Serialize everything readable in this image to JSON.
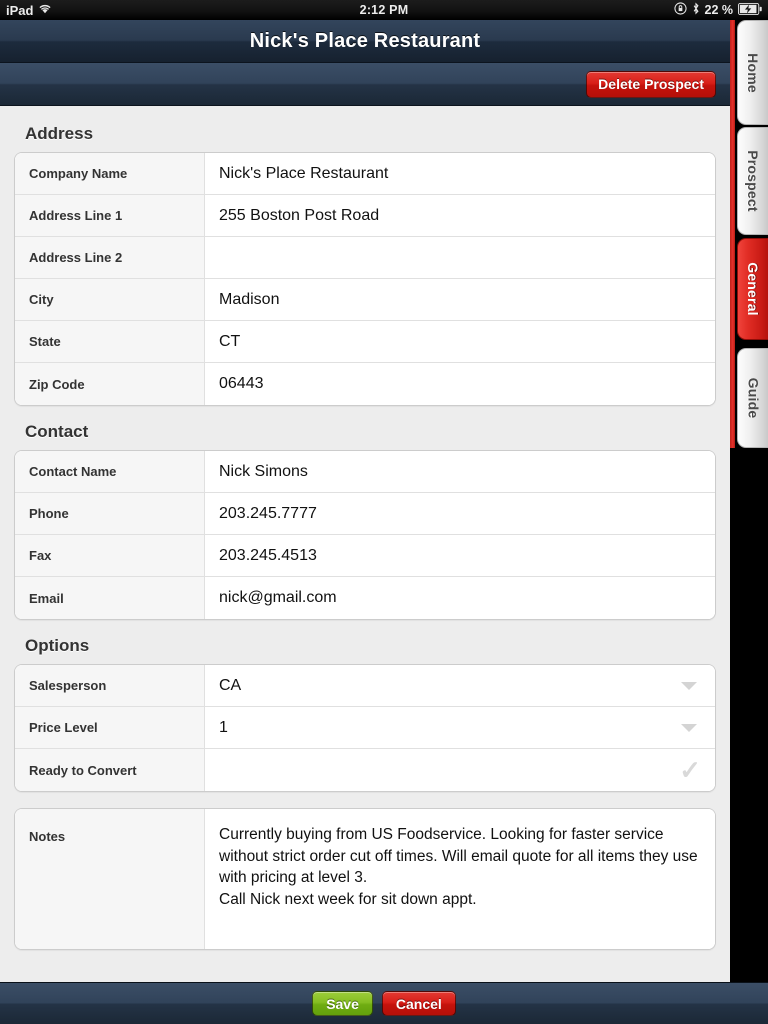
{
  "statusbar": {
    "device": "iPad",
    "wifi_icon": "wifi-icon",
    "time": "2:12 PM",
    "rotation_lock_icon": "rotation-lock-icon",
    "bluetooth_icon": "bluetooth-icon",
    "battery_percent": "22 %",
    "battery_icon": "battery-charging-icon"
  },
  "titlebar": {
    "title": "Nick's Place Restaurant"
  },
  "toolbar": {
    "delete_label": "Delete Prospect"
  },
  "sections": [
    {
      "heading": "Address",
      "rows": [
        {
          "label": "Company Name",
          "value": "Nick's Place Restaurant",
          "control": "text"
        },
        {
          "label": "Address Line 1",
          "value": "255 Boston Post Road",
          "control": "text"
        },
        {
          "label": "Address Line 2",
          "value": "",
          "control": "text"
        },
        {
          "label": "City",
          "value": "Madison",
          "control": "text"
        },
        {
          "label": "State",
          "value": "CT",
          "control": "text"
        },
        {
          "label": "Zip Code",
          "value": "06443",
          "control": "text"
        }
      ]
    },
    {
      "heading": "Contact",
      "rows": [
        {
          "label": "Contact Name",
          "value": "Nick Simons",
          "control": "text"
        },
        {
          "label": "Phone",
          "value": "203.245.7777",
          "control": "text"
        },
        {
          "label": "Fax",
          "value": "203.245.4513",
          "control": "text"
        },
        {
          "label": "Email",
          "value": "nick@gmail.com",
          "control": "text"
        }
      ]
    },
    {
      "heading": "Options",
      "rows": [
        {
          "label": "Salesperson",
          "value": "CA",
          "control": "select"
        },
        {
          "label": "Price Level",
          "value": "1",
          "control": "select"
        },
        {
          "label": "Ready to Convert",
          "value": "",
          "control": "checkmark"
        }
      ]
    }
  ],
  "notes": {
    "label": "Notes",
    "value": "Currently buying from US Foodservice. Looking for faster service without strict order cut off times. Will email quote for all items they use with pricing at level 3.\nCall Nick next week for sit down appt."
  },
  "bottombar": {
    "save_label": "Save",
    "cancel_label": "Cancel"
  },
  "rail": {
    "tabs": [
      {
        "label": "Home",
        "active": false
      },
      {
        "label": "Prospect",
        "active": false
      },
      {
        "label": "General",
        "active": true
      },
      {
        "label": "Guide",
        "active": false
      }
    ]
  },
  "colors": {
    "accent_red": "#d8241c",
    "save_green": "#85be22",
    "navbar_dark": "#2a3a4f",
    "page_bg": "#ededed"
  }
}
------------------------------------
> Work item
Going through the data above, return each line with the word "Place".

> Answer
    "title": "Nick's Place Restaurant"
          "value": "Nick's Place Restaurant",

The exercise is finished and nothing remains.